__WORK REQUEST__. Return the data that follows exactly, with each line intact.

Data about app and page elements:
▬▬▬▬▬▬

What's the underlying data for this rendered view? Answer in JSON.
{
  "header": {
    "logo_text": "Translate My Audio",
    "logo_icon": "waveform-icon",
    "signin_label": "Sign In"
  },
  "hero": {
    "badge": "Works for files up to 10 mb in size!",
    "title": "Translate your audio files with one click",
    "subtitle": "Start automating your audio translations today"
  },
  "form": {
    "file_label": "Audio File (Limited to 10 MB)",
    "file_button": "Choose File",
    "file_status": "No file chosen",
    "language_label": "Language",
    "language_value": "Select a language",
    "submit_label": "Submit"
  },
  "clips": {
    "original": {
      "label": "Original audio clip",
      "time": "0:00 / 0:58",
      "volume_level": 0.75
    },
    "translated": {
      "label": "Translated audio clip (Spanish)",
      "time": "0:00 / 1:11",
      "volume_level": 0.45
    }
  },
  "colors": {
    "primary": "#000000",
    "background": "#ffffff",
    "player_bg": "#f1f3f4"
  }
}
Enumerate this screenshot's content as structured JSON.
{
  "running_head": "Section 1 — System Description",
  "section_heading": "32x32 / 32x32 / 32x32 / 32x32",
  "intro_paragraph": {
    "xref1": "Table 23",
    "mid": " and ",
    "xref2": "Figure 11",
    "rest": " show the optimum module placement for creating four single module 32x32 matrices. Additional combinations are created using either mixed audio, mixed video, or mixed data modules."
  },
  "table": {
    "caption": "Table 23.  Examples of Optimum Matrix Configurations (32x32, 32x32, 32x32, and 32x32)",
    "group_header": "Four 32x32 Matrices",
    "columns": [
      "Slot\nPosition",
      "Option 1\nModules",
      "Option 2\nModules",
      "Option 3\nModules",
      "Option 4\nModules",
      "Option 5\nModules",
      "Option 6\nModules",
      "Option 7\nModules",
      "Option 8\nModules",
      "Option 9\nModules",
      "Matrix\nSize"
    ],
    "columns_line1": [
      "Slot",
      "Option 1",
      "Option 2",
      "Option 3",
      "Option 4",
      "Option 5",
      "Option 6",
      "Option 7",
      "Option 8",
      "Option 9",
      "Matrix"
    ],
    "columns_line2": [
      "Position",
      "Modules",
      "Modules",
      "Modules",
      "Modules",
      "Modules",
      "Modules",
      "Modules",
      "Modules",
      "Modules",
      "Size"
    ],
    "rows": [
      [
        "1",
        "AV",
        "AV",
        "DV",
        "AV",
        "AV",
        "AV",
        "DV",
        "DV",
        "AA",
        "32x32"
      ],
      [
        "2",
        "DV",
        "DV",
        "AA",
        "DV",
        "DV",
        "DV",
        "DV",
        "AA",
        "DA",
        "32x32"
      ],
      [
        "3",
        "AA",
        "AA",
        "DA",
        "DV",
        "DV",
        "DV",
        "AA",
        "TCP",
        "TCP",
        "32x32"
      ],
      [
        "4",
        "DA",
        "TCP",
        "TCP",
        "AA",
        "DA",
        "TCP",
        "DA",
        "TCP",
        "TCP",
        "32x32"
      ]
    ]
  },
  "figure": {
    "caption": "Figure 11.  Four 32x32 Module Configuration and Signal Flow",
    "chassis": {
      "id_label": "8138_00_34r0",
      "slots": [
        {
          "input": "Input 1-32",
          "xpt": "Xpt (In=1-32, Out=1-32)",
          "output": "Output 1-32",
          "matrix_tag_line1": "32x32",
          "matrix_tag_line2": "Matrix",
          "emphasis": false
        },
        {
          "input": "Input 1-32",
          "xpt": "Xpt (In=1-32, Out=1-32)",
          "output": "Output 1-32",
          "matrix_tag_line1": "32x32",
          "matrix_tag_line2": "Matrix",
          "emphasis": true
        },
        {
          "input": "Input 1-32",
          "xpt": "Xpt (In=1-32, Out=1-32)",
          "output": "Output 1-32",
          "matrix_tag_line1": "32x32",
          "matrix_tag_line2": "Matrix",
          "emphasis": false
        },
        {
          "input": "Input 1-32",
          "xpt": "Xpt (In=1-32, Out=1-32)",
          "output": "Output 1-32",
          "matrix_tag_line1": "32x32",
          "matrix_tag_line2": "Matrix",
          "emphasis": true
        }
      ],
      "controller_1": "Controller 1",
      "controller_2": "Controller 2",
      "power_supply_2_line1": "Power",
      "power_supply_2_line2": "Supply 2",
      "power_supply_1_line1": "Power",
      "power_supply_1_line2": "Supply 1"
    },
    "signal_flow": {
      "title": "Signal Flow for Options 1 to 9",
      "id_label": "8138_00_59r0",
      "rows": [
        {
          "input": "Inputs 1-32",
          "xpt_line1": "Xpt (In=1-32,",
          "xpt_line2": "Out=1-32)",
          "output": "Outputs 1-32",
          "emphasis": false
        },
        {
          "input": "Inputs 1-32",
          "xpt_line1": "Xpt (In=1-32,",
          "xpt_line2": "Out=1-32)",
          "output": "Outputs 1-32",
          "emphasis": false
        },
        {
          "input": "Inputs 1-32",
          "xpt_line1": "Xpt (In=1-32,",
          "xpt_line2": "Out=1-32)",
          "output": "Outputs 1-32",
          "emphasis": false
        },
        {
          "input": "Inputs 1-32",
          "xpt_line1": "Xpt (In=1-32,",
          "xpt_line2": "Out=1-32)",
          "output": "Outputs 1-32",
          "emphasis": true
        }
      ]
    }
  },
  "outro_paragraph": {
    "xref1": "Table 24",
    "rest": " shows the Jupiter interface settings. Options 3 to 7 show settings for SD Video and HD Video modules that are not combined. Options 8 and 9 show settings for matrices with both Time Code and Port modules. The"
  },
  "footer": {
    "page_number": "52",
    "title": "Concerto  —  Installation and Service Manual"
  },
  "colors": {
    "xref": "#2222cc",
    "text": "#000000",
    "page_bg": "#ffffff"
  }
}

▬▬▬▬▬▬

__OUTPUT OF THE TASK__.
What's the underlying data for this rendered view? Answer in JSON.
{
  "header": {
    "logo_text": "Translate My Audio",
    "logo_icon": "waveform-icon",
    "signin_label": "Sign In"
  },
  "hero": {
    "badge": "Works for files up to 10 mb in size!",
    "title": "Translate your audio files with one click",
    "subtitle": "Start automating your audio translations today"
  },
  "form": {
    "file_label": "Audio File (Limited to 10 MB)",
    "file_button": "Choose File",
    "file_status": "No file chosen",
    "language_label": "Language",
    "language_value": "Select a language",
    "submit_label": "Submit"
  },
  "clips": {
    "original": {
      "label": "Original audio clip",
      "time": "0:00 / 0:58",
      "volume_level": 0.75
    },
    "translated": {
      "label": "Translated audio clip (Spanish)",
      "time": "0:00 / 1:11",
      "volume_level": 0.45
    }
  },
  "colors": {
    "primary": "#000000",
    "background": "#ffffff",
    "player_bg": "#f1f3f4"
  }
}
Enumerate this screenshot's content as structured JSON.
{
  "running_head": "Section 1 — System Description",
  "section_heading": "32x32 / 32x32 / 32x32 / 32x32",
  "intro_paragraph": {
    "xref1": "Table 23",
    "mid": " and ",
    "xref2": "Figure 11",
    "rest": " show the optimum module placement for creating four single module 32x32 matrices. Additional combinations are created using either mixed audio, mixed video, or mixed data modules."
  },
  "table": {
    "caption": "Table 23.  Examples of Optimum Matrix Configurations (32x32, 32x32, 32x32, and 32x32)",
    "group_header": "Four 32x32 Matrices",
    "columns": [
      "Slot\nPosition",
      "Option 1\nModules",
      "Option 2\nModules",
      "Option 3\nModules",
      "Option 4\nModules",
      "Option 5\nModules",
      "Option 6\nModules",
      "Option 7\nModules",
      "Option 8\nModules",
      "Option 9\nModules",
      "Matrix\nSize"
    ],
    "columns_line1": [
      "Slot",
      "Option 1",
      "Option 2",
      "Option 3",
      "Option 4",
      "Option 5",
      "Option 6",
      "Option 7",
      "Option 8",
      "Option 9",
      "Matrix"
    ],
    "columns_line2": [
      "Position",
      "Modules",
      "Modules",
      "Modules",
      "Modules",
      "Modules",
      "Modules",
      "Modules",
      "Modules",
      "Modules",
      "Size"
    ],
    "rows": [
      [
        "1",
        "AV",
        "AV",
        "DV",
        "AV",
        "AV",
        "AV",
        "DV",
        "DV",
        "AA",
        "32x32"
      ],
      [
        "2",
        "DV",
        "DV",
        "AA",
        "DV",
        "DV",
        "DV",
        "DV",
        "AA",
        "DA",
        "32x32"
      ],
      [
        "3",
        "AA",
        "AA",
        "DA",
        "DV",
        "DV",
        "DV",
        "AA",
        "TCP",
        "TCP",
        "32x32"
      ],
      [
        "4",
        "DA",
        "TCP",
        "TCP",
        "AA",
        "DA",
        "TCP",
        "DA",
        "TCP",
        "TCP",
        "32x32"
      ]
    ]
  },
  "figure": {
    "caption": "Figure 11.  Four 32x32 Module Configuration and Signal Flow",
    "chassis": {
      "id_label": "8138_00_34r0",
      "slots": [
        {
          "input": "Input 1-32",
          "xpt": "Xpt (In=1-32, Out=1-32)",
          "output": "Output 1-32",
          "matrix_tag_line1": "32x32",
          "matrix_tag_line2": "Matrix",
          "emphasis": false
        },
        {
          "input": "Input 1-32",
          "xpt": "Xpt (In=1-32, Out=1-32)",
          "output": "Output 1-32",
          "matrix_tag_line1": "32x32",
          "matrix_tag_line2": "Matrix",
          "emphasis": true
        },
        {
          "input": "Input 1-32",
          "xpt": "Xpt (In=1-32, Out=1-32)",
          "output": "Output 1-32",
          "matrix_tag_line1": "32x32",
          "matrix_tag_line2": "Matrix",
          "emphasis": false
        },
        {
          "input": "Input 1-32",
          "xpt": "Xpt (In=1-32, Out=1-32)",
          "output": "Output 1-32",
          "matrix_tag_line1": "32x32",
          "matrix_tag_line2": "Matrix",
          "emphasis": true
        }
      ],
      "controller_1": "Controller 1",
      "controller_2": "Controller 2",
      "power_supply_2_line1": "Power",
      "power_supply_2_line2": "Supply 2",
      "power_supply_1_line1": "Power",
      "power_supply_1_line2": "Supply 1"
    },
    "signal_flow": {
      "title": "Signal Flow for Options 1 to 9",
      "id_label": "8138_00_59r0",
      "rows": [
        {
          "input": "Inputs 1-32",
          "xpt_line1": "Xpt (In=1-32,",
          "xpt_line2": "Out=1-32)",
          "output": "Outputs 1-32",
          "emphasis": false
        },
        {
          "input": "Inputs 1-32",
          "xpt_line1": "Xpt (In=1-32,",
          "xpt_line2": "Out=1-32)",
          "output": "Outputs 1-32",
          "emphasis": false
        },
        {
          "input": "Inputs 1-32",
          "xpt_line1": "Xpt (In=1-32,",
          "xpt_line2": "Out=1-32)",
          "output": "Outputs 1-32",
          "emphasis": false
        },
        {
          "input": "Inputs 1-32",
          "xpt_line1": "Xpt (In=1-32,",
          "xpt_line2": "Out=1-32)",
          "output": "Outputs 1-32",
          "emphasis": true
        }
      ]
    }
  },
  "outro_paragraph": {
    "xref1": "Table 24",
    "rest": " shows the Jupiter interface settings. Options 3 to 7 show settings for SD Video and HD Video modules that are not combined. Options 8 and 9 show settings for matrices with both Time Code and Port modules. The"
  },
  "footer": {
    "page_number": "52",
    "title": "Concerto  —  Installation and Service Manual"
  },
  "colors": {
    "xref": "#2222cc",
    "text": "#000000",
    "page_bg": "#ffffff"
  }
}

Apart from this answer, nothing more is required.